The View From Olympus: Making Maneuver Warfare Real in the Marine Corps

The indications that the new Marine Corps Commandant intends to get serious about maneuver warfare are proliferating.  Serious plans for genuinely free play training are being made.  The latest issue of the Marine Corps Gazette is mostly devoted to the history of the maneuver warfare movement that culminated with the Corps formally adopting the concept as doctrine under Commandant General Al Gray. Training and Education Command at Quantico is talking about maneuver warfare, although I will not believe it is serious until it decrees the T&R manual is optional at the discretion of the battalion commander.

But making maneuver warfare what the Marine Corps does as opposed to just what it says in its field manuals is a major challenge. It means fundamental change in institutional culture, from the Second Generation’s inward focus, centralization, preference for obedience over initiative, and dependence on imposed discipline to the Third Generation’s outward focus, de-centralization of decision making, preference for initiative over obedience, and reliance on self-discipline. Overall, the culture of order must be replaced by a culture of results: at every rank, every Marine must become responsible for getting the result the situation requires. But no Marine should ever be held responsible for method: not for technique, not for process, not even for following orders.  In the old Prussian/German Army, which developed maneuver warfare as we know it, it was routine to give junior officers problems in war games that could only be solved by disobeying orders.

So we face the hard question: how is this transformation to be brought about?  The key is to make certain that institutional rewards and punishments are aligned with the behavior the Corps wants from its Marines.
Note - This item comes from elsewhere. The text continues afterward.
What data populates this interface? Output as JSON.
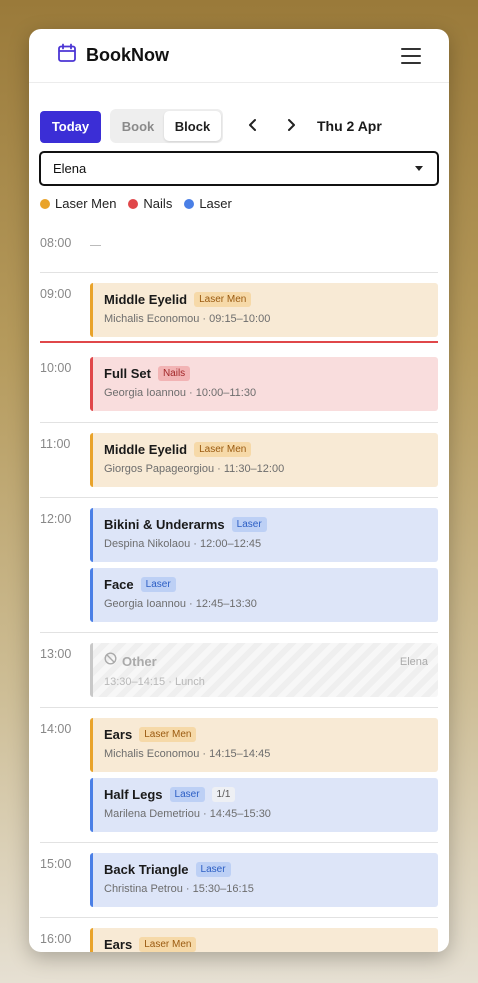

That means, above all, fundamental changes in the personnel system. At present, the personnel system’s incentives all work against creating the kind of leaders maneuver warfare requires. That means leaders from corporal through Commandant who show strong character. What is strong character? Verantwortungsfreudigkeit: joy in taking responsibility.  Maneuver warfare demands leaders who, whenever they see a situation that is not going right, immediately act to get the necessary result. They do so whether the mess is “in their lane” or not. They do not hesitate to use unorthodox methods. If they have to break the rules, they do so and take responsibility for it. In turn, so long as what they do works, their superiors back them up. In the case of junior leaders, they back them up even if it doesn’t work so long as the mistake arose from initiative rather than passivity. Years ago, a Marine lieutenant told me that the motto of his platoon at The Basic School had been “Death before initiative”, because they knew that if they just did what they were told they would not get in trouble, but if they took initiative they might. In a maneuver warfare military, exactly the opposite is the case.
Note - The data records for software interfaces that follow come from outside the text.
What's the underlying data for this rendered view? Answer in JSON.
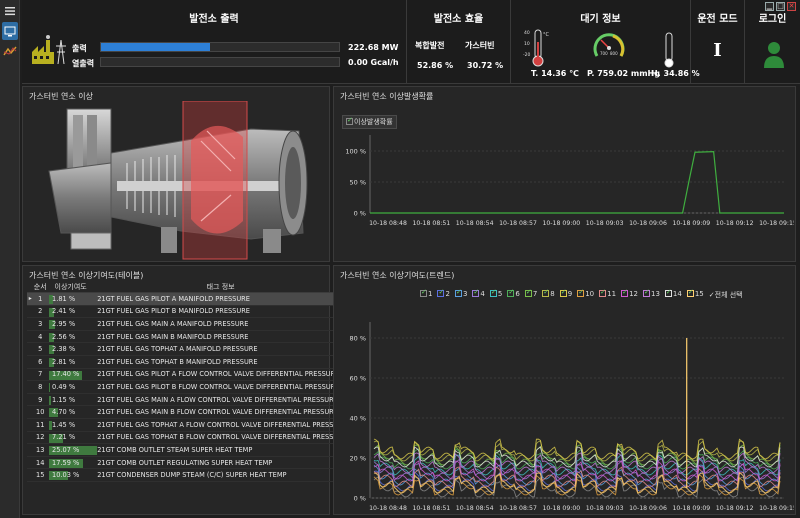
{
  "header": {
    "power": {
      "title": "발전소 출력",
      "output_label": "출력",
      "heat_label": "열출력",
      "output_value": "222.68 MW",
      "heat_value": "0.00 Gcal/h",
      "output_fraction": 0.46,
      "heat_fraction": 0.0
    },
    "efficiency": {
      "title": "발전소 효율",
      "combined_label": "복합발전",
      "gt_label": "가스터빈",
      "combined_value": "52.86 %",
      "gt_value": "30.72 %"
    },
    "atmosphere": {
      "title": "대기 정보",
      "temperature": "T.  14.36 ℃",
      "pressure": "P. 759.02 mmHg",
      "humidity": "H.  34.86 %",
      "thermo_ticks": [
        "40",
        "10",
        "-20"
      ],
      "gauge_ticks": [
        "700",
        "800"
      ]
    },
    "mode": {
      "title": "운전 모드",
      "value_symbol": "I"
    },
    "login": {
      "title": "로그인"
    }
  },
  "panels": {
    "combustion_image_title": "가스터빈 연소 이상",
    "probability_title": "가스터빈 연소 이상발생확률",
    "table_title": "가스터빈 연소 이상기여도(테이블)",
    "trend_title": "가스터빈 연소 이상기여도(트렌드)"
  },
  "table": {
    "headers": [
      "순서",
      "이상기여도",
      "태그 정보"
    ],
    "rows": [
      {
        "no": "1",
        "value": "1.81 %",
        "pct": 1.81,
        "tag": "21GT FUEL GAS PILOT A MANIFOLD PRESSURE"
      },
      {
        "no": "2",
        "value": "2.41 %",
        "pct": 2.41,
        "tag": "21GT FUEL GAS PILOT B MANIFOLD PRESSURE"
      },
      {
        "no": "3",
        "value": "2.95 %",
        "pct": 2.95,
        "tag": "21GT FUEL GAS MAIN A MANIFOLD PRESSURE"
      },
      {
        "no": "4",
        "value": "2.56 %",
        "pct": 2.56,
        "tag": "21GT FUEL GAS MAIN B MANIFOLD PRESSURE"
      },
      {
        "no": "5",
        "value": "2.38 %",
        "pct": 2.38,
        "tag": "21GT FUEL GAS TOPHAT A MANIFOLD PRESSURE"
      },
      {
        "no": "6",
        "value": "2.81 %",
        "pct": 2.81,
        "tag": "21GT FUEL GAS TOPHAT B MANIFOLD PRESSURE"
      },
      {
        "no": "7",
        "value": "17.40 %",
        "pct": 17.4,
        "tag": "21GT FUEL GAS PILOT A FLOW CONTROL VALVE DIFFERENTIAL PRESSURE"
      },
      {
        "no": "8",
        "value": "0.49 %",
        "pct": 0.49,
        "tag": "21GT FUEL GAS PILOT B FLOW CONTROL VALVE DIFFERENTIAL PRESSURE"
      },
      {
        "no": "9",
        "value": "1.15 %",
        "pct": 1.15,
        "tag": "21GT FUEL GAS MAIN A FLOW CONTROL VALVE DIFFERENTIAL PRESSURE"
      },
      {
        "no": "10",
        "value": "4.70 %",
        "pct": 4.7,
        "tag": "21GT FUEL GAS MAIN B FLOW CONTROL VALVE DIFFERENTIAL PRESSURE"
      },
      {
        "no": "11",
        "value": "1.45 %",
        "pct": 1.45,
        "tag": "21GT FUEL GAS TOPHAT A FLOW CONTROL VALVE DIFFERENTIAL PRESSURE"
      },
      {
        "no": "12",
        "value": "7.21 %",
        "pct": 7.21,
        "tag": "21GT FUEL GAS TOPHAT B FLOW CONTROL VALVE DIFFERENTIAL PRESSURE"
      },
      {
        "no": "13",
        "value": "25.07 %",
        "pct": 25.07,
        "tag": "21GT COMB OUTLET STEAM SUPER HEAT TEMP"
      },
      {
        "no": "14",
        "value": "17.59 %",
        "pct": 17.59,
        "tag": "21GT COMB OUTLET REGULATING SUPER HEAT TEMP"
      },
      {
        "no": "15",
        "value": "10.03 %",
        "pct": 10.03,
        "tag": "21GT CONDENSER DUMP STEAM (C/C) SUPER HEAT TEMP"
      }
    ]
  },
  "chart_data": [
    {
      "type": "line",
      "legend": [
        "이상발생확률"
      ],
      "x": [
        "10-18 08:48",
        "10-18 08:51",
        "10-18 08:54",
        "10-18 08:57",
        "10-18 09:00",
        "10-18 09:03",
        "10-18 09:06",
        "10-18 09:09",
        "10-18 09:12",
        "10-18 09:15"
      ],
      "y_ticks": [
        "100 %",
        "50 %",
        "0 %"
      ],
      "ylim": [
        0,
        100
      ],
      "series": [
        {
          "color": "#3fae3f",
          "points": [
            [
              0,
              0
            ],
            [
              0.755,
              0
            ],
            [
              0.77,
              50
            ],
            [
              0.785,
              98
            ],
            [
              0.83,
              99
            ],
            [
              0.845,
              0
            ],
            [
              1,
              0
            ]
          ]
        }
      ]
    },
    {
      "type": "line",
      "x": [
        "10-18 08:48",
        "10-18 08:51",
        "10-18 08:54",
        "10-18 08:57",
        "10-18 09:00",
        "10-18 09:03",
        "10-18 09:06",
        "10-18 09:09",
        "10-18 09:12",
        "10-18 09:15"
      ],
      "y_ticks": [
        "80 %",
        "60 %",
        "40 %",
        "20 %",
        "0 %"
      ],
      "ylim": [
        0,
        80
      ],
      "legend": [
        "1",
        "2",
        "3",
        "4",
        "5",
        "6",
        "7",
        "8",
        "9",
        "10",
        "11",
        "12",
        "13",
        "14",
        "15"
      ],
      "legend_all": "전체 선택",
      "series_colors": [
        "#8a8a8a",
        "#5a6fe0",
        "#5aa0e0",
        "#9a7ad8",
        "#3fbfbf",
        "#4fae5a",
        "#7abf4a",
        "#b9b94a",
        "#d8c94a",
        "#e0a040",
        "#e08a8a",
        "#d05ad0",
        "#c07ad8",
        "#e0e0e0",
        "#ffd070"
      ],
      "spike": {
        "series": "15",
        "x": "10-18 09:10",
        "y": 80
      }
    }
  ]
}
The Marine Corps can fix some of the problems in the personnel system itself; others will require exemptions from DOPMA, which I suspect Congress would willingly grant.  The basic changes are :
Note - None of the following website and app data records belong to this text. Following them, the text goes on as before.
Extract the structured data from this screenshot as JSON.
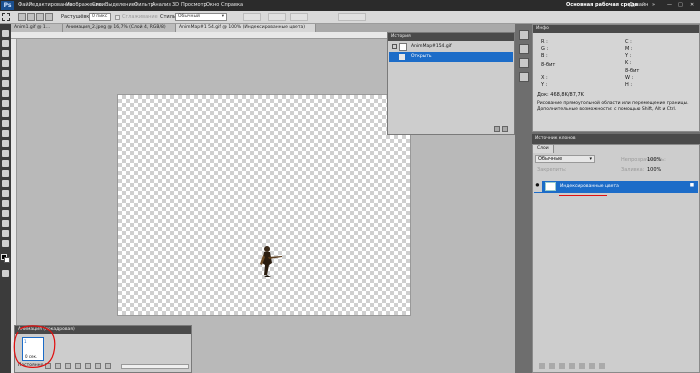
{
  "app": {
    "logo": "Ps"
  },
  "menu": [
    "Файл",
    "Редактирование",
    "Изображение",
    "Слои",
    "Выделение",
    "Фильтр",
    "Анализ",
    "3D",
    "Просмотр",
    "Окно",
    "Справка"
  ],
  "menubar_right": {
    "workspace": "Основная рабочая среда",
    "design": "Дизайн"
  },
  "options": {
    "feather_label": "Растушёвка:",
    "feather_value": "0 пикс",
    "smooth_label": "Сглаживание",
    "style_label": "Стиль:",
    "style_value": "Обычный"
  },
  "tabs": [
    {
      "label": "Anim1.gif @ 1..."
    },
    {
      "label": "Анимация_2.jpeg @ 16,7% (Слой 4, RGB/8)"
    },
    {
      "label": "AnimMap#1 54.gif @ 100% (Индексированные цвета)"
    }
  ],
  "history": {
    "title": "История",
    "doc": "AnimMap#154.gif",
    "step": "Открыть"
  },
  "info": {
    "title": "Инфо",
    "r": "R :",
    "g": "G :",
    "b": "B :",
    "c": "C :",
    "m": "M :",
    "y": "Y :",
    "k": "K :",
    "bit_left": "8-бит",
    "bit_right": "8-бит",
    "x": "X :",
    "y2": "Y :",
    "w": "W :",
    "h": "H :",
    "doc": "Док: 468,8K/87,7K",
    "hint": "Рисование прямоугольной области или перемещение границы. Дополнительные возможности: с помощью Shift, Alt и Ctrl."
  },
  "source": {
    "title": "Источник клонов"
  },
  "layers": {
    "tab": "Слои",
    "blend": "Обычные",
    "opacity_label": "Непрозрачность:",
    "opacity": "100%",
    "lock_label": "Закрепить:",
    "fill_label": "Заливка:",
    "fill": "100%",
    "layer_name": "Индексированные цвета"
  },
  "animation": {
    "title": "Анимация (покадровая)",
    "frame_time": "0 сек.",
    "loop": "Постоянно"
  },
  "colors": {
    "accent": "#1c6cc8",
    "annotation": "#e01010"
  }
}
  • End up-or-out, which undermines character, promotes conformism, and rewards careerism, which is a sign of weak character.
  • Vest Marines’ retirement at twelve years of service and drop all-or-nothing at twenty years.
  • Eliminate the informal requirement to follow a cookie-cutter career pattern to obtain promotion.
  • De-centralize promotion and assignment to a low enough level that those making the decisions know the individual they are assigning or considering for promotion.
  • Reduce the vast surplus of officers above the company grades.  Nothing more powerfully drives centralization than an officer surplus, because the surplus officers constantly interfere in their subordinate’s business in search of something to do.
  • Greatly reduce the churn of personnel so units have time to become coherent. A company or battalion command should last three to five years, not eighteen months.

For any institution, pitting rhetoric calling for the behavior maneuver warfare requires against concrete incentives to behave otherwise is hopeless. People behave not as they are told but as they are rewarded or punished for doing. We will know the Marine Corps’ push for maneuver warfare is real when institutional incentives begin to change.

Interested in what Fourth Generation war in America might look like? Read Thomas Hobbes’ new future history, Victoria.